Both employee and customer experience should be approached in the same way, Hierl added.
“People are a business’ most important asset,” he said.
“Strategy and products don’t matter if you do not have a talented and enthusiastic workforce.
“A business cannot provide a great customer experience if great employee experiences do not exist.”
“Strategy and products don’t matter if you do not have a talented and enthusiastic workforce”
Hierl is currently looking at how to improve the employee experience based on employee feedback, and this involves a mix of capturing the voice of employees via traditional data capture methods like surveys, as well as methods ways to understand and capture insight into the full employee journey.
“One of HR’s most important data sources is not the figures we get from our SAP HR system or external channels like LinkedIn or Glassdoor,” he said.
“Similar to our business approach on the customer experience, HR needs to offer good experiences to the employee and then collect feedback on how they rate the experience and what we can do better to improve the overall employee experience.
“We’re starting to use data to understand the entire employee journey.

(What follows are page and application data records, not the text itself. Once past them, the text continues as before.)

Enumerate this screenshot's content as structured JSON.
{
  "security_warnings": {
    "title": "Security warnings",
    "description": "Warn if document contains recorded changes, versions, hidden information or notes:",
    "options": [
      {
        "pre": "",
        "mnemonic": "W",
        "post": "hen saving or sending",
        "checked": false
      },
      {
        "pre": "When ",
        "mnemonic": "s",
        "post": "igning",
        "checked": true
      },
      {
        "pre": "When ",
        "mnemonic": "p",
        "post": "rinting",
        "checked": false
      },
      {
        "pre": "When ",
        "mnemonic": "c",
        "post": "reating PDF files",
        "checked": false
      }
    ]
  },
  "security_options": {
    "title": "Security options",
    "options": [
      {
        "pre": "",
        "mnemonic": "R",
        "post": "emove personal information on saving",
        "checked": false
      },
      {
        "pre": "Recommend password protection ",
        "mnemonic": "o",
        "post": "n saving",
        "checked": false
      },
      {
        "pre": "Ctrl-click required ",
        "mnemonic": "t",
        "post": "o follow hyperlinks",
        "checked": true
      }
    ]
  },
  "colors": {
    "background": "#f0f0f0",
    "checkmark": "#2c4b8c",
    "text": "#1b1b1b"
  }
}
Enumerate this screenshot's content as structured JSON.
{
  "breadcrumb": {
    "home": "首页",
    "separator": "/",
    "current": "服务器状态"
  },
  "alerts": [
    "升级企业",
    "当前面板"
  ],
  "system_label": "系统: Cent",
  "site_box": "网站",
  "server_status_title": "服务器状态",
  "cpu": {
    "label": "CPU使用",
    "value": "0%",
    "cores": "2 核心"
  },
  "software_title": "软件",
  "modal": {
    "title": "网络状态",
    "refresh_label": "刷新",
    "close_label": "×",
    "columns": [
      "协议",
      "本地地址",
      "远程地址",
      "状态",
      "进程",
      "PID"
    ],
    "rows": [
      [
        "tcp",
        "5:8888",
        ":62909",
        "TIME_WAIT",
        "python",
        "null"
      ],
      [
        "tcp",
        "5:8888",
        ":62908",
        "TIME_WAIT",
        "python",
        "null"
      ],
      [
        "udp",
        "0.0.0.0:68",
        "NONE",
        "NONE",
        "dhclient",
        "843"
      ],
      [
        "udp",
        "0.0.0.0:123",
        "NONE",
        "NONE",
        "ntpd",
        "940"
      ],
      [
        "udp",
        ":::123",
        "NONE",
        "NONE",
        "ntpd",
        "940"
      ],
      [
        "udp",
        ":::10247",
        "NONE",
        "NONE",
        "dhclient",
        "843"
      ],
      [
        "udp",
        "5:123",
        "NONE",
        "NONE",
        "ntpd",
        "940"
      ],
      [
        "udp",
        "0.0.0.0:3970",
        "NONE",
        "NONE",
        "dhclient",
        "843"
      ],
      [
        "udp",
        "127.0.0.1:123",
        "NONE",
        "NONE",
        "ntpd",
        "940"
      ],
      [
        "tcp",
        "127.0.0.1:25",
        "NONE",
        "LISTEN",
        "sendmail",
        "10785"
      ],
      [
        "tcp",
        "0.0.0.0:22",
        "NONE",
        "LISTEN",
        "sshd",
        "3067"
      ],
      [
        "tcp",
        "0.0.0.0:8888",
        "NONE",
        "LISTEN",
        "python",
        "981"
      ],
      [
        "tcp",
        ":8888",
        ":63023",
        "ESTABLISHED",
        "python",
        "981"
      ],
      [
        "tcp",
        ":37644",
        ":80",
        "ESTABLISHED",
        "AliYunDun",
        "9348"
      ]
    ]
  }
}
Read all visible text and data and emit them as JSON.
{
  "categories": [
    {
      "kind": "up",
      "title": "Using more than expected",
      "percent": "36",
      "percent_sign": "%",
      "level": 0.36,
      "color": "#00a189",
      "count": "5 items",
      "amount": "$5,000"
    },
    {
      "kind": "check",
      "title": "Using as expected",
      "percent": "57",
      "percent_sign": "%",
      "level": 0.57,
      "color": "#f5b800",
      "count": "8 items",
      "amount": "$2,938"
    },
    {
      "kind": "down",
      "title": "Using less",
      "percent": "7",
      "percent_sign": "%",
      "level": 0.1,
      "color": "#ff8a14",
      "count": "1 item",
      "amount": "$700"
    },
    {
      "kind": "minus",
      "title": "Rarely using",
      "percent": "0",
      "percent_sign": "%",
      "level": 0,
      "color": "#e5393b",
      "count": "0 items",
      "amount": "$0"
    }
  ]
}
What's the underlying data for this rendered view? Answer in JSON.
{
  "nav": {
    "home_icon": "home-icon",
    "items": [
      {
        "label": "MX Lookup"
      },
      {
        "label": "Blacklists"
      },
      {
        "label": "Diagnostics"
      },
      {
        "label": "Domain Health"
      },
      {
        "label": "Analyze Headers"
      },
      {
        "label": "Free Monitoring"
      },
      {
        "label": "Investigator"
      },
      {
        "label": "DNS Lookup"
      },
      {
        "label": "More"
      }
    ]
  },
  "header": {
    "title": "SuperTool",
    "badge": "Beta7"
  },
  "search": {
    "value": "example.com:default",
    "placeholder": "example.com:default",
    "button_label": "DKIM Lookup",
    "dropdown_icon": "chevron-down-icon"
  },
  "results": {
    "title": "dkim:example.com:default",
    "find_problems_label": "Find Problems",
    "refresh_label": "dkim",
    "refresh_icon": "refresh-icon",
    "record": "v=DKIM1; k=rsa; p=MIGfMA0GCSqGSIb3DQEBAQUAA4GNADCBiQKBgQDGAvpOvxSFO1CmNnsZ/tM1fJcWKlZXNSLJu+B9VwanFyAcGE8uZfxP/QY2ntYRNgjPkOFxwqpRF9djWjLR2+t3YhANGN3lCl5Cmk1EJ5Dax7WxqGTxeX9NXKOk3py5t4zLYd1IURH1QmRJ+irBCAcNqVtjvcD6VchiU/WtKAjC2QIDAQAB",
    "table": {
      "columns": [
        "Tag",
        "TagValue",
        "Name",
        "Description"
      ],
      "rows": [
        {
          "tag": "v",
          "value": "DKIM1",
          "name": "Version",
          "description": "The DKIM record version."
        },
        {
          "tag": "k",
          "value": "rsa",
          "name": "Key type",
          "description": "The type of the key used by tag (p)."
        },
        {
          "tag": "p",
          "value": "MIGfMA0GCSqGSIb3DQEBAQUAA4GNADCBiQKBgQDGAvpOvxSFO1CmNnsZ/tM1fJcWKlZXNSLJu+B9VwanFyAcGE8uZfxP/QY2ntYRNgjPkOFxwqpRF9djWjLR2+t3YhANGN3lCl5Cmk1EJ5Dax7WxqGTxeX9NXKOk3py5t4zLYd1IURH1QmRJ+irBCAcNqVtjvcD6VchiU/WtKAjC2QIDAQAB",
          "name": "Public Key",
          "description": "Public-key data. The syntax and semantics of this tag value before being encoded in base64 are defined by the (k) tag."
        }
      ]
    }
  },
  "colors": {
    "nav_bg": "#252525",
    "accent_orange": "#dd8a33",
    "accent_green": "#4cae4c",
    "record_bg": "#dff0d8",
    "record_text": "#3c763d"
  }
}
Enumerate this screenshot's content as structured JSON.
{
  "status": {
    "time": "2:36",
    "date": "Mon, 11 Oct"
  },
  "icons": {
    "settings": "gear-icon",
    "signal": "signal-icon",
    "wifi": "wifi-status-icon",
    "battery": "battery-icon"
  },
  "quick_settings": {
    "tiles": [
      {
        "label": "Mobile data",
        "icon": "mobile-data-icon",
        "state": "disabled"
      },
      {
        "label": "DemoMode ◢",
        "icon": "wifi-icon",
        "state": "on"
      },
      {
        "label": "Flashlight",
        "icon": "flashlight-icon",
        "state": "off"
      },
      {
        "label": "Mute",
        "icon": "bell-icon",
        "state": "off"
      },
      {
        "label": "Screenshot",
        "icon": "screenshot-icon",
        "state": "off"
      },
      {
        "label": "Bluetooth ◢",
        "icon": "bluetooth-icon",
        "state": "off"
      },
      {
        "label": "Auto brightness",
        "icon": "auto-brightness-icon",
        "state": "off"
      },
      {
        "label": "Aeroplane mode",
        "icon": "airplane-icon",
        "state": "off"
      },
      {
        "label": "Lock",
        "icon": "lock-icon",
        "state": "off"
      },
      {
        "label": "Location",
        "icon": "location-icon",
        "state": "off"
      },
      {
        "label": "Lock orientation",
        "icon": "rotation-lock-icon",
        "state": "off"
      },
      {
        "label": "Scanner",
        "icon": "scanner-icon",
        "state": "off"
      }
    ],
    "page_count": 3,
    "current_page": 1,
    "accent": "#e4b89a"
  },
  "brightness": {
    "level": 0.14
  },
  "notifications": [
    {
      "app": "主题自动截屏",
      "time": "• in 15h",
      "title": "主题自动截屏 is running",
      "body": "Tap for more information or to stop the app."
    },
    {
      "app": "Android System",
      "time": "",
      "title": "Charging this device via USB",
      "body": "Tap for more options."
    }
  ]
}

We’re systematically collecting standard feedback worldwide during different stages of the employee journey.”
This includes collecting feedback on the day of onboarding, 30 days into the job and then again 90 days into the job – as well as other key points of the employee lifecycle.
Pillar 3: Supporting broader strategic decision-making
The third pillar of Adidas’ people analytics strategy is using HR data to better support the broader business, and Hierl said the foundations are currently being laid to help resolve business challenges with the support of HR data and insights.
“We are currently in the process of implementing a new KPI framework for strategic management of the whole company,” he said.
“This framework doesn’t focus on only traditional metrics like operating and market share, it now also focuses on the non-financial metrics – such as consumer and employee net promoter scores (NPS) and how they view the Adidas brand.”
As a result, decision-making at the top level is now being made taking these new KPIs or metrics into account.
“We’re systematically collecting standard feedback worldwide during different stages of the employee journey”
Every decision across the business will not only factor in the bottom line, but also how it impacts people, sustainability and consumers, Hierl added.
“These types of metrics are now ingrained in the complete decision-making process,” he said.
“It is early days as we have only recently introduced this, but we are fully committed to making strategic decisions with this new framework.”
Stefan Hierl and his colleague Aki Ben-Ezra, senior director HR strategy & diversity, Adidas Group (Germany), will be presenting at HR Metrics and Analytics for Strategic Decision Making 2017. For more information visit www.hrmetricsandanalytics.com.au.